Mag By Craig Gabriel
FRIENDS AND RIVALS - NOVAK PREVAILS IN NEW YORK
Last year Novak Djokovic skipped the US Open because of injury, it was the first time he had skipped a major. By comparison since 2010 Juan Martin del Potro has missed 14 majors. To see them in full physical health contesting the US Open final was impressive considering what they had been through.
Djokovic defeated Del Potro for the 15th time in 19 matches to win his third US Open and 14th career major 6-3, 7-6, 6-3 in three hours 16 minutes. The result allowed him to be tied in third place with his hero Pete Sampras for the most majors won. Roger Federer and Rafa Nadal are ahead of them.
The victory also allowed Djokovic to return to the top three and it marks the first time since 5th April 2015 that the top three in the rankings are Nadal, Federer and Djokovic.

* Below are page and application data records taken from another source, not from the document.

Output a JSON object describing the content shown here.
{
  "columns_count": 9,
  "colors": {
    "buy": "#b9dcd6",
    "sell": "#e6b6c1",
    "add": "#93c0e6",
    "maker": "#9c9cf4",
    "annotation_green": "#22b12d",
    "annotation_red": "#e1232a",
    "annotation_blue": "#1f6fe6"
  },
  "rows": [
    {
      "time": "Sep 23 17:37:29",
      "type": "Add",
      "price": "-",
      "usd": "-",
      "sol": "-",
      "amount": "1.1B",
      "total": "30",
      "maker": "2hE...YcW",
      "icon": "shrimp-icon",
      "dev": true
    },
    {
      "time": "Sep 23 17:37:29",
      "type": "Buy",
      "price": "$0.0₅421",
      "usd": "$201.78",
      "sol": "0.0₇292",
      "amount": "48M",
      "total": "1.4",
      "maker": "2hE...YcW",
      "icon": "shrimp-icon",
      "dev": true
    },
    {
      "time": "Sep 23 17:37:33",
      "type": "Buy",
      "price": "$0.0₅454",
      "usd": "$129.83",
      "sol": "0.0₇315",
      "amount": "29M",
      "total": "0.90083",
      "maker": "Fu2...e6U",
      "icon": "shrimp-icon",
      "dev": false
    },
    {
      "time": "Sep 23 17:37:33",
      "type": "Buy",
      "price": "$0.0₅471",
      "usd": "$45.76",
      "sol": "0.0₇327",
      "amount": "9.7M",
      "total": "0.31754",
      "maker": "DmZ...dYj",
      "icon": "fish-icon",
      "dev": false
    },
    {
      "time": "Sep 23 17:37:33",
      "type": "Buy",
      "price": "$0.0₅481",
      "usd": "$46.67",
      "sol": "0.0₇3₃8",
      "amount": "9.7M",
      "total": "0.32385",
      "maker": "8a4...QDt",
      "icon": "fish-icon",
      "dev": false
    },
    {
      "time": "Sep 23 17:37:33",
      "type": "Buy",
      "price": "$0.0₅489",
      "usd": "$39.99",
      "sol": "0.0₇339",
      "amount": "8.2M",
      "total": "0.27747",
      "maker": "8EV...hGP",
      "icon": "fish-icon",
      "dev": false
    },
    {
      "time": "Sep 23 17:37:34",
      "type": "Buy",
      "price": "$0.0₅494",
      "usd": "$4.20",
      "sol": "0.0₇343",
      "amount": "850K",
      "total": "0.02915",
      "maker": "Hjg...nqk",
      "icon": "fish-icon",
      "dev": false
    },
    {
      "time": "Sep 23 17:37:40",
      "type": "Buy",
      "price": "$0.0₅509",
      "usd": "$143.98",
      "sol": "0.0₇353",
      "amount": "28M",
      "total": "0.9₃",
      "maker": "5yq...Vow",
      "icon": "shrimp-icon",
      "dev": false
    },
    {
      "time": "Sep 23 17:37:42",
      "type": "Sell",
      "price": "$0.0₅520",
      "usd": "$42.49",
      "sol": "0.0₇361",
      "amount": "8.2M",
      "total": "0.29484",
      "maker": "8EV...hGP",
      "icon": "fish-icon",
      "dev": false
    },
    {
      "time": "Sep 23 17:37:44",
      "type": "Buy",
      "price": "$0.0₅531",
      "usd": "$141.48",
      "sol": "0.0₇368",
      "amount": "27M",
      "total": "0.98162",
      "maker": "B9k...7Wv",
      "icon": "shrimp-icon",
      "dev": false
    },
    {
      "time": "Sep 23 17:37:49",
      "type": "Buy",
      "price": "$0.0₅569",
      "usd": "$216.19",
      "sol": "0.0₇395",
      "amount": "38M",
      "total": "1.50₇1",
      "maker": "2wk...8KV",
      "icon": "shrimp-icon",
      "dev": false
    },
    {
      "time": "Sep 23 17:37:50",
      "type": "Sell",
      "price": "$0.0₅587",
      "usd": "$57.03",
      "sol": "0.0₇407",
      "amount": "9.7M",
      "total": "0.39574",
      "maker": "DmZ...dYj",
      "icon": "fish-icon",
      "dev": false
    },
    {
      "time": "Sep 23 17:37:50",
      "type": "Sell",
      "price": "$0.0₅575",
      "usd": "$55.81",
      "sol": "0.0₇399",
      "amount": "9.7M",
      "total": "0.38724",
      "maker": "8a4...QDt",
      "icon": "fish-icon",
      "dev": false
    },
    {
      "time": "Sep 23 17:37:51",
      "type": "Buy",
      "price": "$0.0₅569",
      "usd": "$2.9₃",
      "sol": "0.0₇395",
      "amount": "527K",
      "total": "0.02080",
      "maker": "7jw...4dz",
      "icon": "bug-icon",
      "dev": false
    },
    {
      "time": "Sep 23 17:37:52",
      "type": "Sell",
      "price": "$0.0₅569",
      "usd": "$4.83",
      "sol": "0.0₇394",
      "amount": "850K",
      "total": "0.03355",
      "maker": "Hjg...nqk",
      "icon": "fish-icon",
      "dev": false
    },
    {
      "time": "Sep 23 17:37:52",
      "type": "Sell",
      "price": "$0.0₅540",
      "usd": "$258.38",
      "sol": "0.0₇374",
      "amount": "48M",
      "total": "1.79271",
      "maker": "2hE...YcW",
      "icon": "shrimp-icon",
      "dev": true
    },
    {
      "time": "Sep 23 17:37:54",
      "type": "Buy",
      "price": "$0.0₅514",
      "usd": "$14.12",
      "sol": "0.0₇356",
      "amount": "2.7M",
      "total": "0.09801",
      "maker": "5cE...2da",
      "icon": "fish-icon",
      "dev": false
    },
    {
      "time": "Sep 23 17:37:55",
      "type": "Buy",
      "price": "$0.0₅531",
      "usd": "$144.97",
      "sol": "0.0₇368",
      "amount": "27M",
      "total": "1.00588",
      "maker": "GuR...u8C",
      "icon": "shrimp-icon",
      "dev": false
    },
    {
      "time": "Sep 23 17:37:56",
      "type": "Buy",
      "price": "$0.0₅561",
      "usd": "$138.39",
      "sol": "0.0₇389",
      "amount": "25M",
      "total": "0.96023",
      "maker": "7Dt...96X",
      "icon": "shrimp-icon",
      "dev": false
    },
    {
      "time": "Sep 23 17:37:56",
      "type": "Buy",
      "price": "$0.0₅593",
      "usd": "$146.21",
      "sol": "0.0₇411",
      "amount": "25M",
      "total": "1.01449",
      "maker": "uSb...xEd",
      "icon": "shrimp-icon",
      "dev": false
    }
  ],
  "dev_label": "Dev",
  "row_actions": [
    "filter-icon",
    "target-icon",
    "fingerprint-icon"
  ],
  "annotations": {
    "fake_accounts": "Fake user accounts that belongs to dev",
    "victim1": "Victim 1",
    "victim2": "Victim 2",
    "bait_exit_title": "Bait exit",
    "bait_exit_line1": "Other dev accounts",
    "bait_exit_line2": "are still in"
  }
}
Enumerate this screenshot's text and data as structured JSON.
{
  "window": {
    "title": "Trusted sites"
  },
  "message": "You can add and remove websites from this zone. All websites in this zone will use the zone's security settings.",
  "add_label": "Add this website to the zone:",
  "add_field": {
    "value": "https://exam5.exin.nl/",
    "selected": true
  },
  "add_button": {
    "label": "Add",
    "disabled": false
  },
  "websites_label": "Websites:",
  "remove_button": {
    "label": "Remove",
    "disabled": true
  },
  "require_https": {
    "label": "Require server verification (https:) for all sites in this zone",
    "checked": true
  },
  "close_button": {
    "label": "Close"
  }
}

“If you told me in February this year when I got the surgery that I'll win Wimbledon, US Open, and Cincinnati, would be hard to believe,” Djokovic said. “But at the same time there was always part of me that imagined and believed and hoped that I can get back on the desired level of tennis very soon.
“I expected, to be honest, quite frank, after surgery that I'll be back on a high level quite fast. But, you know, it took me actually three, four months really. In that process, I learned a lot about myself, learned to be patient, which was never really a stronger side of me.
“But at the same time, you know, life showed me that it takes time for good things, it takes time to really build them, for things to fall into place, so you can centre yourself, balance yourself and thrive. The last two months have been terrific.”
And because he had been through the time off the tour because of injury and surgery he empathised with Delpo and his emotions after losing. Sure he was disappoint and sad at losing but the reality that struck the Argentine is that he was back playing at the highest level feeling fully fit when not that long ago he was considering leaving the sport because the injuries to his wrist would not let him play.
“To be honest, I was crying till now,” Del Potro said. “I'm very sad for being a loser today. But Novak deserved to take the trophy. He played a great match, very smart game. I had my opportunities during second and third set. But I was playing almost at the limit all the time, looking for winners with my forehands, backhands, and I couldn't make it because Novak were there every time. He's a great champion. So, I'm glad for him.
“(But) enjoyed everything. The worst part to me is the chances that I couldn't make it of the game. But then when you see a friend holding the trophy, it's good, too. I'm glad that Novak is the champion. He deserve to be. I will come back next year trying to take my trophy in my favourite tournament once again.”
He stressed how sad he was to lose the final because he had “too much passion playing the final” but expressed his happiness for Novak because “when you see a friend holding the trophy, its good, too”.
This final was such a welcome contrast to what had gone the day before with the women’s final.
Not only has Djokovic come far since February but he has metaphorically moved mountains since the French Open when he lost to Marco Cecchinato and was as tempestuous as they come. He and his wife took tome off and went hiking in France and got away from it all. It cleared his head and helped his perspectives.
“I remember one moment particularly when we climbed that mountain (Mt Victoire). It was pretty high. We reached the top after three hours. Credit to my wife. Amazing. She's so fit. I can't believe she managed to get all the way up,” Djokovic said.
“We sat down, and we just looked at the world from that perspective, just kind of breathed in the new inspiration, new motivation.
“I thought of tennis, thought of the emotion that tennis provokes in me in a way. It was all positives. I just felt like I had a new breath for this sport. The rest is history in terms of results, in terms of how I felt. I just felt like a whole wave of energy that I was kind of thriving on from that moment onwards.”